Returned to Miami and discovered a number of gorgeous neighbourhoods and venues. From graffiti laden Wynwood to bustling Midtown and chilled out South Beach, here is an updated guide to the City.
The Cure at Wembley Arena
December found me at the last gig of The Cure’s global tour which wrapped up with a three night residency at Wembley Arena.
An epic 3 hrs set which was perfectly designed to elevate the crowd song after song. Robert Smith’s vocals were as incredible as his iconic presence. It was a stellar show, demonstrating much dedication to the fans who also gave much love back. Having been to a number of rock concerts this year I found the relationship between artist/crowd the strongest one at this show with an incredible audience engaging with the band every, single minute.
The Cure has been part of so many people’s life soundtrack. It was very comforting to know that Smith’s beautiful, special voice, talent and kookiness still remain intact.
I love this live music venue (is it really the last one in gentrified Central London to enjoy live rock?). Two great bands on the night. Dutch Birth of Joy and British Seven Cities delivered dynamic performances. Two to watch!
Sunset at Villa Thalia, Campbell’s new play at the National Theatre explores themes of modern times imperialism, capitalism, greed and democracy in Greece (and beyond). Set in late 60s Greece on the eve of military coup that would set the country in 7 years of military junta regime. The play struck a cord; I am Greek and know first hand of the hardship, exploitation and challenging political times that the country seems to be going through since its genesis. But it also struck a chord because it couldn’t be more relevant to our recent times. This may be a play set in Greece but it is truly Universal.

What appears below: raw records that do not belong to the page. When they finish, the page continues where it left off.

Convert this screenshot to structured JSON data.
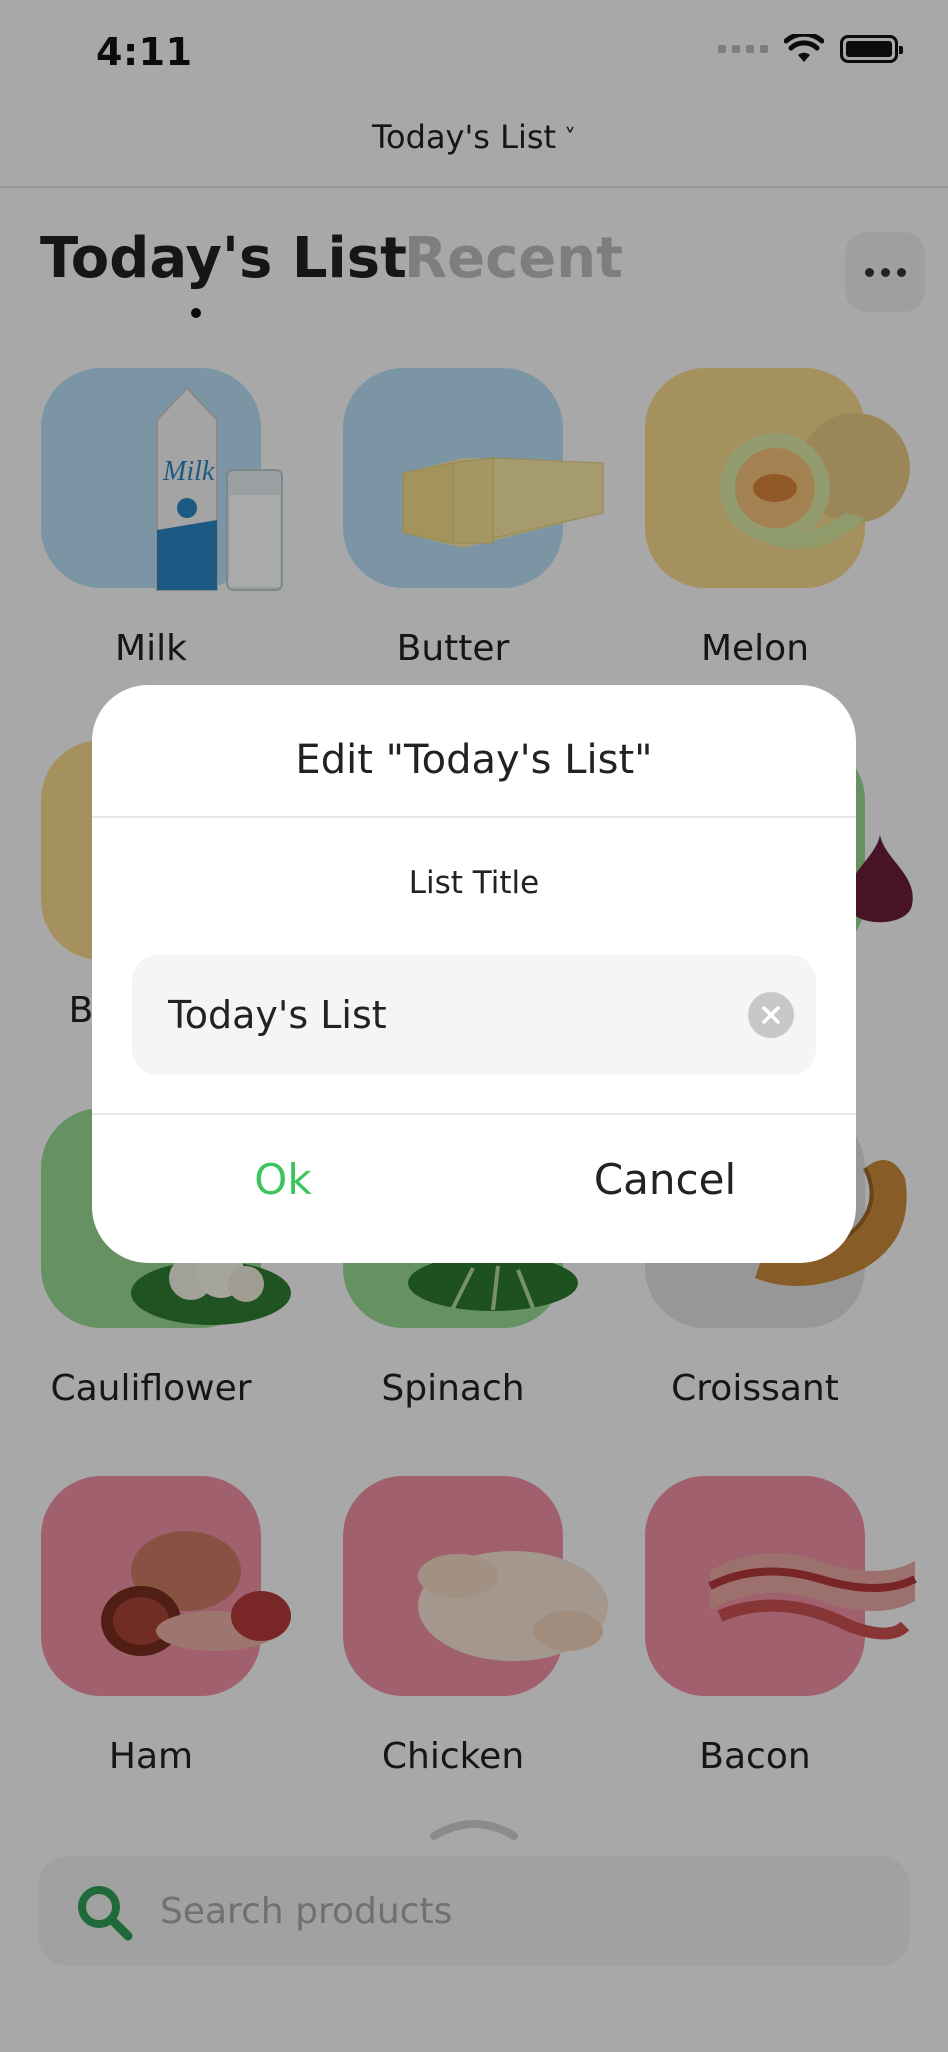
{
  "status_bar": {
    "time": "4:11"
  },
  "nav": {
    "title": "Today's List",
    "chevron": "˅"
  },
  "tabs": [
    {
      "label": "Today's List",
      "active": true
    },
    {
      "label": "Recent",
      "active": false
    }
  ],
  "products": [
    {
      "name": "Milk",
      "color": "blue"
    },
    {
      "name": "Butter",
      "color": "blue"
    },
    {
      "name": "Melon",
      "color": "yellow"
    },
    {
      "name": "B",
      "color": "yellow"
    },
    {
      "name": "Cauliflower",
      "color": "green"
    },
    {
      "name": "Spinach",
      "color": "green"
    },
    {
      "name": "Croissant",
      "color": "grey"
    },
    {
      "name": "Ham",
      "color": "red"
    },
    {
      "name": "Chicken",
      "color": "red"
    },
    {
      "name": "Bacon",
      "color": "red"
    }
  ],
  "dialog": {
    "title": "Edit \"Today's List\"",
    "field_label": "List Title",
    "field_value": "Today's List",
    "ok_label": "Ok",
    "cancel_label": "Cancel"
  },
  "search": {
    "placeholder": "Search products"
  },
  "colors": {
    "accent_green": "#3dc45f",
    "search_icon_green": "#2e9e57"
  }
}
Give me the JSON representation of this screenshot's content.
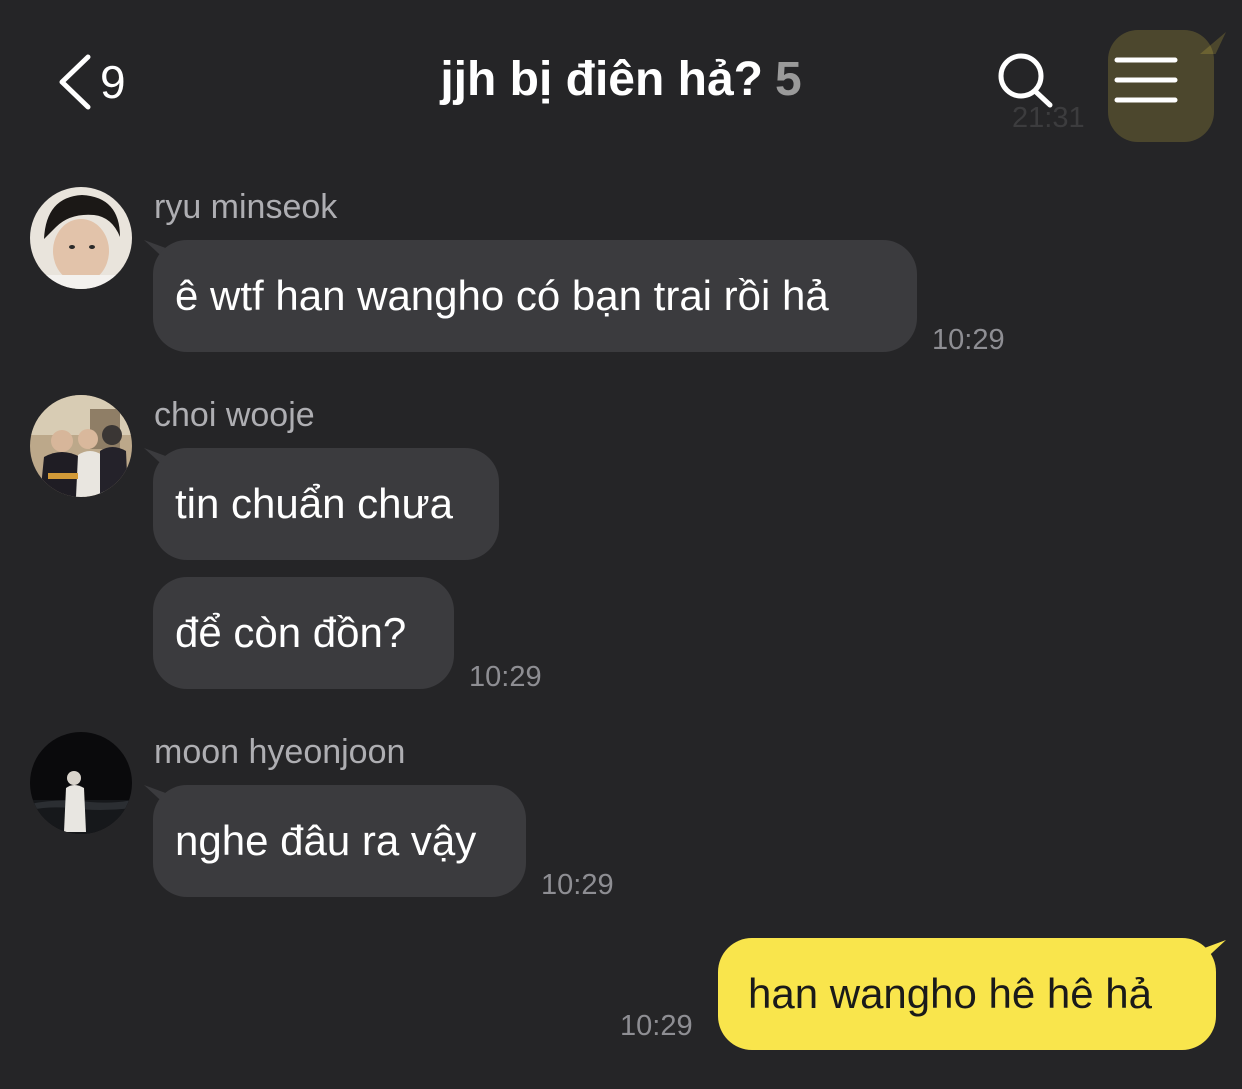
{
  "header": {
    "back_count": "9",
    "title": "jjh bị điên hả?",
    "member_count": "5",
    "background_time": "21:31"
  },
  "colors": {
    "background": "#252527",
    "incoming_bubble": "#3b3b3e",
    "outgoing_bubble": "#f9e54c",
    "secondary_text": "#8e8e93"
  },
  "messages": [
    {
      "sender": "ryu minseok",
      "bubbles": [
        "ê wtf han wangho có bạn trai rồi hả"
      ],
      "time": "10:29"
    },
    {
      "sender": "choi wooje",
      "bubbles": [
        "tin chuẩn chưa",
        "để còn đồn?"
      ],
      "time": "10:29"
    },
    {
      "sender": "moon hyeonjoon",
      "bubbles": [
        "nghe đâu ra vậy"
      ],
      "time": "10:29"
    },
    {
      "sender": "me",
      "bubbles": [
        "han wangho hê hê hả"
      ],
      "time": "10:29"
    }
  ]
}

London celebrates this year its 40th anniversary of the punk subcultural phenomenon with Punk London; a series of events, talks, exhibitions looking into the music, fashion, art and ideologies. As part of the celebrations, The British Library is hosting Punk 1976-78 including photographic exhibition, talks and film screenings. I recently attended Hey! Ho! Let’s Go!: The Day the Ramones Ignited Punk. The event honoured Danny Fields, a pivotal figure in the music industry (brought into mainstream the likes of Stooges, MC5 and Ramones, also worked with The Doors, Lou Reed) who took us through his career journey with key focus on Ramones’ success and the band’s introduction into London’s punk scene.
The evening concluded with a special screening of documentary ‘Danny Says’ which will be screening at Curzon cinemas later this year. It was an excellent evening and provided great insights into punk music and mostly the differences between the US and UK scene.
Saturday evening saw London’s Olympic stadium first ever gig. But it was not just another gig. AC/DC, one of rock’s loudest and most significant bands took the stage with Guns N’ Roses’ frontman Axl Rose (in the absence of Brian Johnson). What I had the opportunity to witness was an absolutely spectacular show of rock chemistry, impressive vocals, pyrotechnics and even canons!
Rolling Stones ‘Exhibitionism‘ is an amazing interactive, audio visual journey through Stones’ history. It is extraordinary that these living Rock legends are still together, same line up 40+ years (50+ years for the original 3) and counting. They were relevant at my parents’ youth and they are still relevant today. They influenced music, fashion, artwork and from what I learnt at the exhibition; they influenced stage set up.
3 October (opens) – Gone Girl
6 – 12 October – London Cocktail Week
8 – 18 October – London Film Festival
9 October – The Rum Fest
9-10 October – Pharrell Williams at the O2
15 October (opens) – Rembrandt, The Late Works at The National Gallery
17-26 October – London Fields Free Film Festival
18 October – Beer and Street Food in Shore ditch
24 October (opens) – Wildlife Photographer of the Year at the National History Museum